In the records below, find the lines that include "JSON" and copy each.

BEGIN

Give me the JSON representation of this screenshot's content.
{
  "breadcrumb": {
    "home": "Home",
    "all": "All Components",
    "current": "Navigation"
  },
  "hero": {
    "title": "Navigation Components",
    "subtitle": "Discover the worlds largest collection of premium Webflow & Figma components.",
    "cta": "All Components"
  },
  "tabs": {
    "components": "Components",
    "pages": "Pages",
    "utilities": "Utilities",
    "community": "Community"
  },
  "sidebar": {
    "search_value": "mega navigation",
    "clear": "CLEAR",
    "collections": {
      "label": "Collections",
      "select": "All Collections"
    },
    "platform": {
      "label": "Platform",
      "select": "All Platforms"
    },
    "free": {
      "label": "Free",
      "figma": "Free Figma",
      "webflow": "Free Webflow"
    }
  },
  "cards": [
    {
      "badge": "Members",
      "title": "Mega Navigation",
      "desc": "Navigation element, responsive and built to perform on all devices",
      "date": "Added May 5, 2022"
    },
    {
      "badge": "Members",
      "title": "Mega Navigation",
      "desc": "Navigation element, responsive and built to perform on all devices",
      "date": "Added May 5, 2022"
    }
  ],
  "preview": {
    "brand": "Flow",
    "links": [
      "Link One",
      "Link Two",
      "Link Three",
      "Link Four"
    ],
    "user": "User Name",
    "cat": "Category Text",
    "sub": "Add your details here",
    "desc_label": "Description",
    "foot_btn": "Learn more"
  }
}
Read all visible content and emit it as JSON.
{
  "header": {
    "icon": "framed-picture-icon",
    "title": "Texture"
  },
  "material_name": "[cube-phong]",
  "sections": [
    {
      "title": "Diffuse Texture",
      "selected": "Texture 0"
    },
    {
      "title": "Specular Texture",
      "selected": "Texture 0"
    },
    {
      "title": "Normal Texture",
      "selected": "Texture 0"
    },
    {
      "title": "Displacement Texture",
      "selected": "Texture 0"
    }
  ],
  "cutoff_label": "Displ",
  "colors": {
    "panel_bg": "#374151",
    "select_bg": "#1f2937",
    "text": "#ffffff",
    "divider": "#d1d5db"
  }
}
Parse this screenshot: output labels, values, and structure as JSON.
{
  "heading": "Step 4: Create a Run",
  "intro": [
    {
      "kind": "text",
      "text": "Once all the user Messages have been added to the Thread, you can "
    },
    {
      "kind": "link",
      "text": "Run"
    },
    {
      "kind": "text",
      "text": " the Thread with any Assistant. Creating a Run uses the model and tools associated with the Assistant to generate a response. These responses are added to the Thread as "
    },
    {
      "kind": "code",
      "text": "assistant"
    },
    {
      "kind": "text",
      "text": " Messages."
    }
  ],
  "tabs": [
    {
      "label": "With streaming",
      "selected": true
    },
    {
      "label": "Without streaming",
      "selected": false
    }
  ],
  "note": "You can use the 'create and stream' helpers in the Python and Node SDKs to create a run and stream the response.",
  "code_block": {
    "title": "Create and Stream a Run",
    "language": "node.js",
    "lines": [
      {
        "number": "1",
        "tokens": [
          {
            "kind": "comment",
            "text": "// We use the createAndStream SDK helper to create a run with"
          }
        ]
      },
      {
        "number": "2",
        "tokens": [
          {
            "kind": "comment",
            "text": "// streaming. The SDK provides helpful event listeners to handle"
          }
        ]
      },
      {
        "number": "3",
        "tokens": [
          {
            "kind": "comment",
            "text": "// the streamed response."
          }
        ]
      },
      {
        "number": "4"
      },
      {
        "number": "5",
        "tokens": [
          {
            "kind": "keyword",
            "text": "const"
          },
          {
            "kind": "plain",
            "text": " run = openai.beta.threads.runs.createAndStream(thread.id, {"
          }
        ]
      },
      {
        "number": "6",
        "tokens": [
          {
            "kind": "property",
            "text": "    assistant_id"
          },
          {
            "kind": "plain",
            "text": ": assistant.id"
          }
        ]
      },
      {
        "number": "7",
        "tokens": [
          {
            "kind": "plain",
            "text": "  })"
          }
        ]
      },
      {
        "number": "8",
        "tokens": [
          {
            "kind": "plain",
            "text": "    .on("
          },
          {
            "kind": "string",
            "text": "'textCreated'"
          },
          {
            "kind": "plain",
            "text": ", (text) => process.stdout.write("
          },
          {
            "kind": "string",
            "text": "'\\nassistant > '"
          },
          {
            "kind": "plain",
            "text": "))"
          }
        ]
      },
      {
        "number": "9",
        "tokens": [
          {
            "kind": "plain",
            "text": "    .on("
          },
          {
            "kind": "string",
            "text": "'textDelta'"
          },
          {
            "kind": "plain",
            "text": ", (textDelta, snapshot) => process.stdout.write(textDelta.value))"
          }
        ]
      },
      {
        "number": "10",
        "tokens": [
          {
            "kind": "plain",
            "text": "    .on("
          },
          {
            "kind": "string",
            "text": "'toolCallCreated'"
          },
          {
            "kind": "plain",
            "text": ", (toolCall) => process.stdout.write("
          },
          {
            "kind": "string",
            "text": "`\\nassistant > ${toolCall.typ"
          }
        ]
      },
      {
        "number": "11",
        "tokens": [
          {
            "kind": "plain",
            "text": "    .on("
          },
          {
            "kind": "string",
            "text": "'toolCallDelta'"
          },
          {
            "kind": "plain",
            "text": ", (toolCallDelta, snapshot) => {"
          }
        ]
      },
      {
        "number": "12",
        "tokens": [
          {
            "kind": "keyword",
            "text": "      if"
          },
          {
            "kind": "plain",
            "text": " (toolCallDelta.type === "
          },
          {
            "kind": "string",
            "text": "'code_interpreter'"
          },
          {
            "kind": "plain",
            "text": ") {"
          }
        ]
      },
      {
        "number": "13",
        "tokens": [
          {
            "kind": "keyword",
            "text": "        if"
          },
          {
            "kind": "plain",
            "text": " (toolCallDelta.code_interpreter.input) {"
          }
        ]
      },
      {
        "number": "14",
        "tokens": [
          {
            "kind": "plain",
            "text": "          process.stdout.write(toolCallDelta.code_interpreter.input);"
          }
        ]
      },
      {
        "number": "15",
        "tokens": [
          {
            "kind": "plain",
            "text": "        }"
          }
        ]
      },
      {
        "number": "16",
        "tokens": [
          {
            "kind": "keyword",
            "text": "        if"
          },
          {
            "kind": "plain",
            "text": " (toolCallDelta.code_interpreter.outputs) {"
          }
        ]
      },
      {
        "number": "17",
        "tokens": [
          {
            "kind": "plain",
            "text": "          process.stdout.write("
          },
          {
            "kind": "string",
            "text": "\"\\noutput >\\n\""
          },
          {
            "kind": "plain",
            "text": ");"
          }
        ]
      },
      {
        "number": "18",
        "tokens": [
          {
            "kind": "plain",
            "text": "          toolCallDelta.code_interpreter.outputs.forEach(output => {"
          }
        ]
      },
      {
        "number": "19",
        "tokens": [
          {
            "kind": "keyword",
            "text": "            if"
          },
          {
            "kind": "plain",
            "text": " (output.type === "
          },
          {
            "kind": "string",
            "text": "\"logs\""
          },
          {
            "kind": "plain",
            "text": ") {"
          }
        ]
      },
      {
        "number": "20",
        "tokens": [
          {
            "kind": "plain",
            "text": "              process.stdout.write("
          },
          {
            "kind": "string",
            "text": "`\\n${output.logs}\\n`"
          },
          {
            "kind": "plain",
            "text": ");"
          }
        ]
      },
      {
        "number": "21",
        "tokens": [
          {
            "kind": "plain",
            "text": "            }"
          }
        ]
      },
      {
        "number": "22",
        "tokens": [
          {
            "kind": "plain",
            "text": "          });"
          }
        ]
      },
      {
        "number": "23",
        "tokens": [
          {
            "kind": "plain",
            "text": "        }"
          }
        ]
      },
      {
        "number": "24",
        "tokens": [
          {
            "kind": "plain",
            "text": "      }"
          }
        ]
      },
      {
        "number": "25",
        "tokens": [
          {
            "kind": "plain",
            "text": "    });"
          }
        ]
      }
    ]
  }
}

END

> **OUTPUT BELOW**:
Give me the JSON representation of this screenshot's content.
Read all visible content and emit it as JSON.
Parse this screenshot: output labels, values, and structure as JSON.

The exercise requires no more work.